Richard Keane’s short film Bird Food premiered at the Galway Film Fleadh in 2012 and has gone onto screen at over 40 film festivals around the world.
Set on a lovely sunny day, it tells the story of a business man who tries to eat his lunch in the park but the local pigeons have other ideas. Bird Food is a feast for the eyes that chews at the funny bone.
Since leaving college, Richard had been working non-stop in the animation industry for over 8 years but this was his directorial debut in animation. He had been trying to get several short films off the ground for years but work schedules made this difficult to juggle.
Speaking to Film Ireland about the film, Richard says, “The biggest issue was getting it off the ground in the first place. It is a lot of work to complete a short film and I could not have realistically done it without getting funding for it and therefore being able to pay people to work on it outside of our long working hours. Once the ball started to roll though, it couldn’t be stopped and a deadline is always one of the best things an artist/creative person can have.”
The film was funded by the Irish Film Board as part of the Short Shorts scheme in 2011, where the theme for that year was Food.
“I had a draft done way back in 2008 and then for the next 3 years I had it playing in the back of my mind, working out story elements etc. while I was busy full-time in Brown Bag Films. Over those years I had started to study improv, with guru John Dawson, and also performed improv with several troupes and this helped greatly with my understanding of story, characters, use of props and general timings.
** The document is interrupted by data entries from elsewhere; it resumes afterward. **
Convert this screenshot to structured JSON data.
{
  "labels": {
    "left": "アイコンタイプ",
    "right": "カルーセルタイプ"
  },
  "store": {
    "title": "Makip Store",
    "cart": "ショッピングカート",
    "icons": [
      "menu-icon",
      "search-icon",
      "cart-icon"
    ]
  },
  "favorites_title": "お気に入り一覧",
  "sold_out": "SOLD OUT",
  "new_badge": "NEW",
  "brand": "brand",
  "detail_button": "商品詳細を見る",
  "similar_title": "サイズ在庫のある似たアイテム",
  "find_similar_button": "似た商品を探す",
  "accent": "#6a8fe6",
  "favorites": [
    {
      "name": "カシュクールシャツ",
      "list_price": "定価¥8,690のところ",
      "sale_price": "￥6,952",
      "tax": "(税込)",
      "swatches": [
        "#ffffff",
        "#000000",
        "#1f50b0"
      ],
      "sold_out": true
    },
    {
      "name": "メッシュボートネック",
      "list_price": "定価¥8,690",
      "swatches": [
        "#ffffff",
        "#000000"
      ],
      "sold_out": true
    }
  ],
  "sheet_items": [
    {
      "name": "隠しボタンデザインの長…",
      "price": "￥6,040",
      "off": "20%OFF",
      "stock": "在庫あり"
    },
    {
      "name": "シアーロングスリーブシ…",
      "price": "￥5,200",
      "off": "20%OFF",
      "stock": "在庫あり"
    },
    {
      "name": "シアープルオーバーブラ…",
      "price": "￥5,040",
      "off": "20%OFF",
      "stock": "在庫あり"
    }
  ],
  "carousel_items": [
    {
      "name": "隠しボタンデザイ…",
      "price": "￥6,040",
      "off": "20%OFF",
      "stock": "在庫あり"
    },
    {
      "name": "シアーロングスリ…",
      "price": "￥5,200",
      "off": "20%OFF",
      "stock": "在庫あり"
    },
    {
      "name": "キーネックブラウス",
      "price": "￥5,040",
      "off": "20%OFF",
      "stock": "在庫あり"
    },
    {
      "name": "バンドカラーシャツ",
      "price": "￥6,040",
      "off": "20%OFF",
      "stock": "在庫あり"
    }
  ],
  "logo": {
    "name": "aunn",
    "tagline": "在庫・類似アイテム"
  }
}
I brought all of these elements together until I was happy to pitch it in 2011 and with the theme of “food” it was obviously the perfect time to submit. The biggest thing over these years was how I simplified the story and how that actually made it better. I removed elements that hindered production and that improved the story greatly.”
“Bird Food’s style is hugely inspired by the past but it uses new techniques developed particularly for this project. I loved watching Looney Tunes, Merry Melodies and the UPA cartoons. So, when I decided to make my first short animated film, I knew it had to have both the visual style and tone.
“I wanted to stay away from the photo-real looking 3D shorts that seemed to be everywhere and make a highly stylised 3D short that looked like it was 2D by using old techniques but with new technology. I was pretty confident it would through my experiences in the industry but we were trying something new and so there were always some seeds of doubt. But there were audible sighs of relief when the first renders came through and it looked even better than we had hoped for.
“The reaction has been amazing to it and it has spurred me on to create more shorts and even develop features and not wait as long for the next one as it did the first one! Luckily I have recently just finished my latest live action short film The Grand Canal, also set on a bench funnily enough, so I hope to get this out to the world soon also.”
Written and directed by Richard Keane and produced by Laura Roche and Brown Bag Films.
The Grand Canal
Written and directed by Richard Keane and produced by Emma Owen and Babyjane Productions.